We wrote a while back about the problem of “calorie density“—namely, that junk foods filled with fats and sugars are way, way cheaper than healthier foods such as fresh fruits and vegetables. And, depressingly enough, the price gap between healthy and unhealthy foods widened in the 1980’s and 1990s.
So even though it’s technically true that food in America is cheap, healthy food is effectively out of financial reach of many low-income folks. (In some cases, healthy food is physically out of reach too.)
Well, apparently the problem is getting even worse.
The first-of-its-kind study by UW researchers found that between 2004 and 2006, the costs of some healthy foods went up nearly 20 percent at major Seattle supermarkets. But over the same period, the cost of some junk foods dropped.
“Healthy foods are gradually slipping out of reach for all but the affluent consumers,” said Adam Drewnowski, director of the University of Washington Center for Public Health and Nutrition and an author of the study.
Jeez, what’s it going to take to bring some justice—or just plain old sanity—to the food system?
Have you seen this graphic stacking government subsidies of different kinds of food up next to the food guide pyramid? The comments on that post are pretty interesting as well.
Nice find—I hadn’t seen that. Youch. It certainly makes some things clear, no?

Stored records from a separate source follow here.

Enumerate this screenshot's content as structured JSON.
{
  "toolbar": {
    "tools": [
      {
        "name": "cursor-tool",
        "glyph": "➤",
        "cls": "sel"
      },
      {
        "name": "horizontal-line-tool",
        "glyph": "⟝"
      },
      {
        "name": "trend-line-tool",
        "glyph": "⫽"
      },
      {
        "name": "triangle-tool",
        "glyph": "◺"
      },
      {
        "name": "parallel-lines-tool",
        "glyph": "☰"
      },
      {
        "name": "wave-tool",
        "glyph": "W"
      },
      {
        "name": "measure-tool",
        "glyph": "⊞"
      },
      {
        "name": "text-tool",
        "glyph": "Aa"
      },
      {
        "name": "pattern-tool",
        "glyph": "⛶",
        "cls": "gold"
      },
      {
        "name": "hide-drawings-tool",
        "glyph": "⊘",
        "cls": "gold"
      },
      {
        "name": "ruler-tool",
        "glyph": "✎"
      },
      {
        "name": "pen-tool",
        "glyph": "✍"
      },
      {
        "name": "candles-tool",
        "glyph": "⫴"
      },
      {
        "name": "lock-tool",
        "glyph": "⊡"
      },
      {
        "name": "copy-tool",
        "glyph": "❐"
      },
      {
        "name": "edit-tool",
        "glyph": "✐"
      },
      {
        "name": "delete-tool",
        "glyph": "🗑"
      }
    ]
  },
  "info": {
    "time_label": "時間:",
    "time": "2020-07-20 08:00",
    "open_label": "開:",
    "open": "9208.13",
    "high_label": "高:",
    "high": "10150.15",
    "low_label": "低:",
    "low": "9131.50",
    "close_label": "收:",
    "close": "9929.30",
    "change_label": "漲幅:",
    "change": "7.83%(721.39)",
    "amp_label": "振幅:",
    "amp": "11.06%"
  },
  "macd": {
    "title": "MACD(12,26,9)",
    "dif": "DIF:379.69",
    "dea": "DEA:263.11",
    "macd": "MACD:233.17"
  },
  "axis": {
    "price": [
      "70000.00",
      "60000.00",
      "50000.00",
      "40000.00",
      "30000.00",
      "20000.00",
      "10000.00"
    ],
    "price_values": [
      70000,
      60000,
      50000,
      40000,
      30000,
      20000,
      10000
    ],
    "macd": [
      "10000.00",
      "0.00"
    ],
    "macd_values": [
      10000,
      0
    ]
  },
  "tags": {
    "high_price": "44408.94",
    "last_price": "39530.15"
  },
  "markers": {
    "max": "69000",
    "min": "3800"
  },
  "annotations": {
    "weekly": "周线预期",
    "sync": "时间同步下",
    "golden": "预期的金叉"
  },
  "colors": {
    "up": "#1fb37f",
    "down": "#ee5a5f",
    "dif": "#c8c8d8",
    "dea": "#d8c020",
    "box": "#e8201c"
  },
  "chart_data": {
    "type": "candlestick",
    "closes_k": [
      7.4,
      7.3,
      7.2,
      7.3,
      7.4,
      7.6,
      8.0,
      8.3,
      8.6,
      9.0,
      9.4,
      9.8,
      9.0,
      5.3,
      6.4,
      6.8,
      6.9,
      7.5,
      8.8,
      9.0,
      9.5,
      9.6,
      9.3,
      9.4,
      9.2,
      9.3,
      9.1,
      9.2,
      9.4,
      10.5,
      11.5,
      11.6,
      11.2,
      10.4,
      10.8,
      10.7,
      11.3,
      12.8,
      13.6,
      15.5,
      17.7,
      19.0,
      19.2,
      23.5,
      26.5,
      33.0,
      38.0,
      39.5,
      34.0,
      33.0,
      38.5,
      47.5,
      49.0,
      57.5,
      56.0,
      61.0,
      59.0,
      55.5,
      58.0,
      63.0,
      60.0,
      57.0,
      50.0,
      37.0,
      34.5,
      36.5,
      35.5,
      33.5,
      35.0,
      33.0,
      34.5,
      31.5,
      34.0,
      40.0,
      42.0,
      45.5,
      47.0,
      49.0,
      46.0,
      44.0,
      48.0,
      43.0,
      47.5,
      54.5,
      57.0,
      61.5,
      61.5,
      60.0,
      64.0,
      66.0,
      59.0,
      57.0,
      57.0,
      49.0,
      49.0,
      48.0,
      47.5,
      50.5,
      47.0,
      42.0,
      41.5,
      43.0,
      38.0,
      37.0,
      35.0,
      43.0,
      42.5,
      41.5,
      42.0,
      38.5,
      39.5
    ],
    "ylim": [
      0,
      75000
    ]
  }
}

Unfortunately, that graphic doesn’t “make things clear”. I don’t disagree that the subsidies are problematic and misaligned with health goals, but that particular graphic is a good example of using graphs to mislead. No source is given, for one thing. But, worst, the apparent difference between the subsidies is exaggerated by the use of the three-dimensional pyramid. For example, although the sugar, oil, starch, alcohol subsidy is just slightly less than 25% greater than the grains subsidy, because of the apparent volume, the grain subsidy appears to be about 4 times the sugar, oil, starch, alcohol subsidy. The apparent difference between the meat and dairy subsidy and the grain subsidy, which by the numbers is roughly 5.5:1, is even more wildly distorted by the apparent volume. Using graphs to distort information this way is misleading and irresponsible, and detracts from the underlying (valid) point that the subsidies are misaligned with health goals (and, I might add, environmental goals). A linear graph would not have been so dramatic, but it would have been more accurate.
Oops. I should have proofread my post—apologies. The first example should have read:”although the sugar, oil, starch, alcohol subsidy is just about 25% less than the grains subsidy…”